▶ [Work instruction]: Repeat the records below exactly as they appear, leaving out any pictures.

▶ [Dataset content]:
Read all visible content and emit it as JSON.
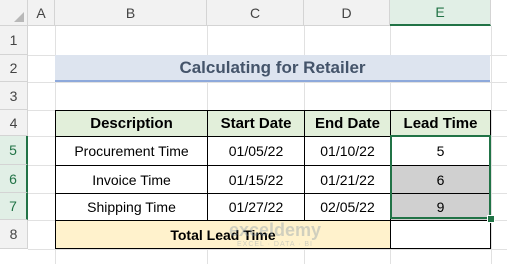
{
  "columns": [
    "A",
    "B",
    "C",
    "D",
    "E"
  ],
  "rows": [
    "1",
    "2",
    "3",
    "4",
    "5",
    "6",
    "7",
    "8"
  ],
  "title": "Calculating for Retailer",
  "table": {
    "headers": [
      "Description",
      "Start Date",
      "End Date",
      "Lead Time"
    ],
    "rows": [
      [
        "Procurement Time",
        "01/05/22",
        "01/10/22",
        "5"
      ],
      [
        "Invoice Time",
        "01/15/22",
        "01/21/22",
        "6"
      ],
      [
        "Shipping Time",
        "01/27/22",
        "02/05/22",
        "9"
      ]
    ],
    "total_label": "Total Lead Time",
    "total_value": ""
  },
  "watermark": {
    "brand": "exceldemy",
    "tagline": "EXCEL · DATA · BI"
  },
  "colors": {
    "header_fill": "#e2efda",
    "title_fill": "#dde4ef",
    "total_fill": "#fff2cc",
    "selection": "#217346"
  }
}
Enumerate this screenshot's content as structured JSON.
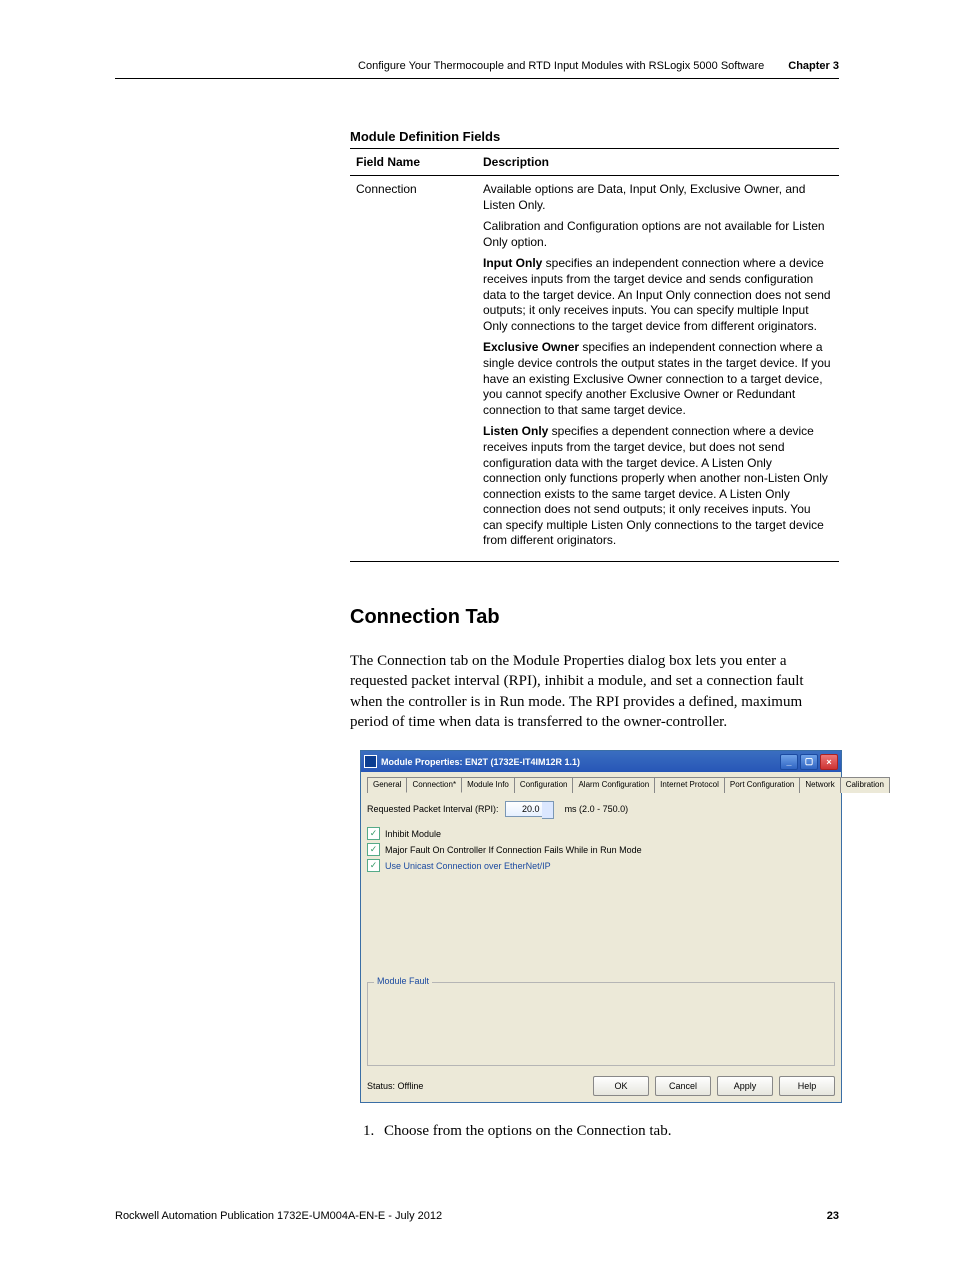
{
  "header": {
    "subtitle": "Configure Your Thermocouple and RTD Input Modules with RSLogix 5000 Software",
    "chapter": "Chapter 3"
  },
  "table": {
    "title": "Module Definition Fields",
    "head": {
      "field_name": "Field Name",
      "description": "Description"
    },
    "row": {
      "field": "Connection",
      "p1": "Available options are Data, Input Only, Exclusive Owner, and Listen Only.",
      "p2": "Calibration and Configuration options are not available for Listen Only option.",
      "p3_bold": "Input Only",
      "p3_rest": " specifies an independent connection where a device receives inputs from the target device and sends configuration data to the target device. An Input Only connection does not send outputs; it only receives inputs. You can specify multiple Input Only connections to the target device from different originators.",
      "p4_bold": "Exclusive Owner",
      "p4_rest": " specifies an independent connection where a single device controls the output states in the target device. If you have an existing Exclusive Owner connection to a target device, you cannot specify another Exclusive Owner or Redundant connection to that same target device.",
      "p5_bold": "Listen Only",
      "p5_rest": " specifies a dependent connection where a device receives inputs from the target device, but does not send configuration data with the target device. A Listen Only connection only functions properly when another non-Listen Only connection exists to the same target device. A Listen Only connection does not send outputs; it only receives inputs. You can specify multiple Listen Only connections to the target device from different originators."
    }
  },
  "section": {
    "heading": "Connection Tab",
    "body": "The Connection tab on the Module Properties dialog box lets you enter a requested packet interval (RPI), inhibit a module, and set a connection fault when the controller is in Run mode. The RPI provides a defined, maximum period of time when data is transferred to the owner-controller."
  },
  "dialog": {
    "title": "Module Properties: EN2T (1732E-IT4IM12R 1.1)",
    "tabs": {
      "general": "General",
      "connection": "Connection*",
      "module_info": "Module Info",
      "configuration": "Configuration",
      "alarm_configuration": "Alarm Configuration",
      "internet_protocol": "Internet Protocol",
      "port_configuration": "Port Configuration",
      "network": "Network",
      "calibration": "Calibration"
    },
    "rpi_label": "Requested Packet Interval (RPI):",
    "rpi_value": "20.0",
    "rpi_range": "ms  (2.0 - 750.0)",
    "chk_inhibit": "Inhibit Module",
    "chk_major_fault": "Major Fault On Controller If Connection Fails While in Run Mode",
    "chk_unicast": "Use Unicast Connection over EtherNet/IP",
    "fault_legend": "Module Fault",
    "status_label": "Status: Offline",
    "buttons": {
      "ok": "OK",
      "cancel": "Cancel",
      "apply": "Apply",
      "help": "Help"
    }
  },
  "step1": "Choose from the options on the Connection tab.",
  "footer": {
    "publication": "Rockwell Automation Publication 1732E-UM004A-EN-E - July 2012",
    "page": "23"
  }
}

▶ [Your solution]:
Read all visible content and emit it as JSON.
{
  "columns": [
    "A",
    "B",
    "C",
    "D",
    "E"
  ],
  "rows": [
    "1",
    "2",
    "3",
    "4",
    "5",
    "6",
    "7",
    "8"
  ],
  "title": "Calculating for Retailer",
  "table": {
    "headers": [
      "Description",
      "Start Date",
      "End Date",
      "Lead Time"
    ],
    "rows": [
      [
        "Procurement Time",
        "01/05/22",
        "01/10/22",
        "5"
      ],
      [
        "Invoice Time",
        "01/15/22",
        "01/21/22",
        "6"
      ],
      [
        "Shipping Time",
        "01/27/22",
        "02/05/22",
        "9"
      ]
    ],
    "total_label": "Total Lead Time",
    "total_value": ""
  },
  "watermark": {
    "brand": "exceldemy",
    "tagline": "EXCEL · DATA · BI"
  },
  "colors": {
    "header_fill": "#e2efda",
    "title_fill": "#dde4ef",
    "total_fill": "#fff2cc",
    "selection": "#217346"
  }
}
Enumerate this screenshot's content as structured JSON.
{
  "header": {
    "subtitle": "Configure Your Thermocouple and RTD Input Modules with RSLogix 5000 Software",
    "chapter": "Chapter 3"
  },
  "table": {
    "title": "Module Definition Fields",
    "head": {
      "field_name": "Field Name",
      "description": "Description"
    },
    "row": {
      "field": "Connection",
      "p1": "Available options are Data, Input Only, Exclusive Owner, and Listen Only.",
      "p2": "Calibration and Configuration options are not available for Listen Only option.",
      "p3_bold": "Input Only",
      "p3_rest": " specifies an independent connection where a device receives inputs from the target device and sends configuration data to the target device. An Input Only connection does not send outputs; it only receives inputs. You can specify multiple Input Only connections to the target device from different originators.",
      "p4_bold": "Exclusive Owner",
      "p4_rest": " specifies an independent connection where a single device controls the output states in the target device. If you have an existing Exclusive Owner connection to a target device, you cannot specify another Exclusive Owner or Redundant connection to that same target device.",
      "p5_bold": "Listen Only",
      "p5_rest": " specifies a dependent connection where a device receives inputs from the target device, but does not send configuration data with the target device. A Listen Only connection only functions properly when another non-Listen Only connection exists to the same target device. A Listen Only connection does not send outputs; it only receives inputs. You can specify multiple Listen Only connections to the target device from different originators."
    }
  },
  "section": {
    "heading": "Connection Tab",
    "body": "The Connection tab on the Module Properties dialog box lets you enter a requested packet interval (RPI), inhibit a module, and set a connection fault when the controller is in Run mode. The RPI provides a defined, maximum period of time when data is transferred to the owner-controller."
  },
  "dialog": {
    "title": "Module Properties: EN2T (1732E-IT4IM12R 1.1)",
    "tabs": {
      "general": "General",
      "connection": "Connection*",
      "module_info": "Module Info",
      "configuration": "Configuration",
      "alarm_configuration": "Alarm Configuration",
      "internet_protocol": "Internet Protocol",
      "port_configuration": "Port Configuration",
      "network": "Network",
      "calibration": "Calibration"
    },
    "rpi_label": "Requested Packet Interval (RPI):",
    "rpi_value": "20.0",
    "rpi_range": "ms  (2.0 - 750.0)",
    "chk_inhibit": "Inhibit Module",
    "chk_major_fault": "Major Fault On Controller If Connection Fails While in Run Mode",
    "chk_unicast": "Use Unicast Connection over EtherNet/IP",
    "fault_legend": "Module Fault",
    "status_label": "Status: Offline",
    "buttons": {
      "ok": "OK",
      "cancel": "Cancel",
      "apply": "Apply",
      "help": "Help"
    }
  },
  "step1": "Choose from the options on the Connection tab.",
  "footer": {
    "publication": "Rockwell Automation Publication 1732E-UM004A-EN-E - July 2012",
    "page": "23"
  }
}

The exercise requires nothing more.